:: Record excerpts
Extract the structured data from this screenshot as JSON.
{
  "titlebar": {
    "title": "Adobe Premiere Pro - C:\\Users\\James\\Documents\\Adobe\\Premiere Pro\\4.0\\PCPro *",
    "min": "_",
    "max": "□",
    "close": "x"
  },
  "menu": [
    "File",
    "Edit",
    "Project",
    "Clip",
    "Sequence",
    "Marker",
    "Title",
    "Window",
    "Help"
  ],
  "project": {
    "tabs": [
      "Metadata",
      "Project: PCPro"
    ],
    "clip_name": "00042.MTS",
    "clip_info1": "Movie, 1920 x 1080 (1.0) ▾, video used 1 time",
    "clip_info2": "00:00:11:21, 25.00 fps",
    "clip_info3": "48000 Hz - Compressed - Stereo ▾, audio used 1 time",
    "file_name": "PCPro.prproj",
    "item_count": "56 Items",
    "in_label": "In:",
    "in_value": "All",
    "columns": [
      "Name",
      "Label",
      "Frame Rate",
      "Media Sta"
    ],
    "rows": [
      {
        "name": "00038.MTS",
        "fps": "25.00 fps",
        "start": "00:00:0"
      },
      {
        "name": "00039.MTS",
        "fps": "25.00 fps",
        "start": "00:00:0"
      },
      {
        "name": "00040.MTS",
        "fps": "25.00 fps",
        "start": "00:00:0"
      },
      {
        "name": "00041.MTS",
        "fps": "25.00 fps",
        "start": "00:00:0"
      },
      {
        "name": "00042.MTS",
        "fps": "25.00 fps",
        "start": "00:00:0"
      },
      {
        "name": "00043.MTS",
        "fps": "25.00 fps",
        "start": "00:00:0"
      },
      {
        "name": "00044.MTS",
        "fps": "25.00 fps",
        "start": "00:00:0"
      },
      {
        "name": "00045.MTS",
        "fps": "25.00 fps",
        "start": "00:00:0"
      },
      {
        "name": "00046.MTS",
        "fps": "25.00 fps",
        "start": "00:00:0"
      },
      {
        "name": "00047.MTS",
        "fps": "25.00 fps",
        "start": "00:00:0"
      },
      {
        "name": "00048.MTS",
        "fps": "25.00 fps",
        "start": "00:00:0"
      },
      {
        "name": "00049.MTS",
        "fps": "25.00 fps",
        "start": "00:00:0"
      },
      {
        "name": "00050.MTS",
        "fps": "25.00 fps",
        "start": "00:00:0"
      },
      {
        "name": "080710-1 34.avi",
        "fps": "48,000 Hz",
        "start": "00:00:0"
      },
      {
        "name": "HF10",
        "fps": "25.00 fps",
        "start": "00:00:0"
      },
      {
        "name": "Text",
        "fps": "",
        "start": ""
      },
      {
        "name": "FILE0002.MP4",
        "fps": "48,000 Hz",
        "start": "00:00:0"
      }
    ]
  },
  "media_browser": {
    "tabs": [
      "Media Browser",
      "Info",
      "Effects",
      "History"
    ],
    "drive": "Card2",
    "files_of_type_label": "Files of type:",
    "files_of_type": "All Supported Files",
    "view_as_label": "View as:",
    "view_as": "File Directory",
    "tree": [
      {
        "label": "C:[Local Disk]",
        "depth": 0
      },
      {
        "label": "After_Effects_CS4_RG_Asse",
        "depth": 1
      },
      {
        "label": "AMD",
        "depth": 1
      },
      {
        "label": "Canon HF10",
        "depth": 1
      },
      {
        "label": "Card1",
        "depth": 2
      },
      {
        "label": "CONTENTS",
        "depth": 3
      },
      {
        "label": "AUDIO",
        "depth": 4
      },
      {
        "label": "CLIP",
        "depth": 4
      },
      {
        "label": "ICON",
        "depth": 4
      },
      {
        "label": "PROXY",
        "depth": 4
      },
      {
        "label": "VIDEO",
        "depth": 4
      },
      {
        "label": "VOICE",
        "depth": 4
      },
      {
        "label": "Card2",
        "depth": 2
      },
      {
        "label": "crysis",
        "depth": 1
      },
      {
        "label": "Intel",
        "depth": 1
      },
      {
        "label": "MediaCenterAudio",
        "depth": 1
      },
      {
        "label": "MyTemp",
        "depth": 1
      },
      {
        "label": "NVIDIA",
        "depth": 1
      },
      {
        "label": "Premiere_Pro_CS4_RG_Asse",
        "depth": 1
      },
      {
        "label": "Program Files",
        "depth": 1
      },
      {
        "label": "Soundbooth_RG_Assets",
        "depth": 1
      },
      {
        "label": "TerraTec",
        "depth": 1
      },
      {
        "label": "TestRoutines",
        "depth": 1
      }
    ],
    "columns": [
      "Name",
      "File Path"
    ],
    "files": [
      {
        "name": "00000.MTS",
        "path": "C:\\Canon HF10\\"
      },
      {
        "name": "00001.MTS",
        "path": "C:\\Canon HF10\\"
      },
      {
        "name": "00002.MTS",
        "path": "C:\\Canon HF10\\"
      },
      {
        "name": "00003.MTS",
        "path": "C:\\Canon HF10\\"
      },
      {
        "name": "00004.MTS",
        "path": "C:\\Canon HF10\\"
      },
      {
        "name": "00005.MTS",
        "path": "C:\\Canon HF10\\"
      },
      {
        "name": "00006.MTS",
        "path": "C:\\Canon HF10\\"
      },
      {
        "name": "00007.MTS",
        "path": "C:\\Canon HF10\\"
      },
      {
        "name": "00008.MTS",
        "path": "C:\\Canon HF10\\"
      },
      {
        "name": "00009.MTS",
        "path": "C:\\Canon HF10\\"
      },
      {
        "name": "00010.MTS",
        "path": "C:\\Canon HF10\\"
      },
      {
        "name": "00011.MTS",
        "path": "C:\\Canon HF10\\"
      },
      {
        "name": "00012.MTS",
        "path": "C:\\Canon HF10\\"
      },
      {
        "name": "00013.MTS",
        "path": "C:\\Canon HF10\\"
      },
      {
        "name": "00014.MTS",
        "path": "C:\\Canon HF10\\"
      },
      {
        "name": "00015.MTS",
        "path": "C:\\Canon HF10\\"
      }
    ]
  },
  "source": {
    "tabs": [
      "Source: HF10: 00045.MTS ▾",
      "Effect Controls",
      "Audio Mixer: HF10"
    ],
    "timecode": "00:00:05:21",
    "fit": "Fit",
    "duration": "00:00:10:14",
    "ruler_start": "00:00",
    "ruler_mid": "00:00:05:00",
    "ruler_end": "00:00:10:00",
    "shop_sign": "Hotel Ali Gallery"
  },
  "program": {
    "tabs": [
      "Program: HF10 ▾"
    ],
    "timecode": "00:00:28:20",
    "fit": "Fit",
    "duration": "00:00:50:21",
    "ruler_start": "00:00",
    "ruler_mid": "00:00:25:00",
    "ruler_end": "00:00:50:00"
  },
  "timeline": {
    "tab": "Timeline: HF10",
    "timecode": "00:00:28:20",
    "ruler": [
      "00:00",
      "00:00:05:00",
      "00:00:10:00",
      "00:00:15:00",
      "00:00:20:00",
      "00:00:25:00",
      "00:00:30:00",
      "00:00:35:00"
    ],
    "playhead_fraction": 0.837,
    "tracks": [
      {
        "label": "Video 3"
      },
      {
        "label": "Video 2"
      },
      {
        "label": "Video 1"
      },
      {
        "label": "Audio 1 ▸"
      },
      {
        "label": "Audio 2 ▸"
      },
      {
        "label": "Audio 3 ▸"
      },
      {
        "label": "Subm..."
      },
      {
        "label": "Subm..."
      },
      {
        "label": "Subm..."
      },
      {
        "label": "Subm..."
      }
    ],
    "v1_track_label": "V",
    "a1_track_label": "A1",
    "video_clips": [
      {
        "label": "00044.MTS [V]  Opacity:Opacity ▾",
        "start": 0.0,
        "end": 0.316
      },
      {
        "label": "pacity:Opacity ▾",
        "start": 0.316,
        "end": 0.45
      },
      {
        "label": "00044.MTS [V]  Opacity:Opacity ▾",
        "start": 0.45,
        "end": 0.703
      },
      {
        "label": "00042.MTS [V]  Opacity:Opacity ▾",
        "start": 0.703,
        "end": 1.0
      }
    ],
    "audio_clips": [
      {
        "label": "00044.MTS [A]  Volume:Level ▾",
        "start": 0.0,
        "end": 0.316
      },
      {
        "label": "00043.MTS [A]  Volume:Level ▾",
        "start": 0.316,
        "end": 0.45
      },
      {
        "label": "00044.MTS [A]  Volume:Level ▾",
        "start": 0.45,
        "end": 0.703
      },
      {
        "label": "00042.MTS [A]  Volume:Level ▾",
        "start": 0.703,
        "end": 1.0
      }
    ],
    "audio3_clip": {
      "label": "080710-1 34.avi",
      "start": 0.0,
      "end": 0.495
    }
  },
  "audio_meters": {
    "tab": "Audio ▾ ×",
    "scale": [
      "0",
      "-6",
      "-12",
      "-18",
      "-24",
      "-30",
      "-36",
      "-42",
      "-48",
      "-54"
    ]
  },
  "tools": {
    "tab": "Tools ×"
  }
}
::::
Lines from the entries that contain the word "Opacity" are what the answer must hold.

» **Task answer**:
        "label": "00044.MTS [V]  Opacity:Opacity ▾",
        "label": "pacity:Opacity ▾",
        "label": "00044.MTS [V]  Opacity:Opacity ▾",
        "label": "00042.MTS [V]  Opacity:Opacity ▾",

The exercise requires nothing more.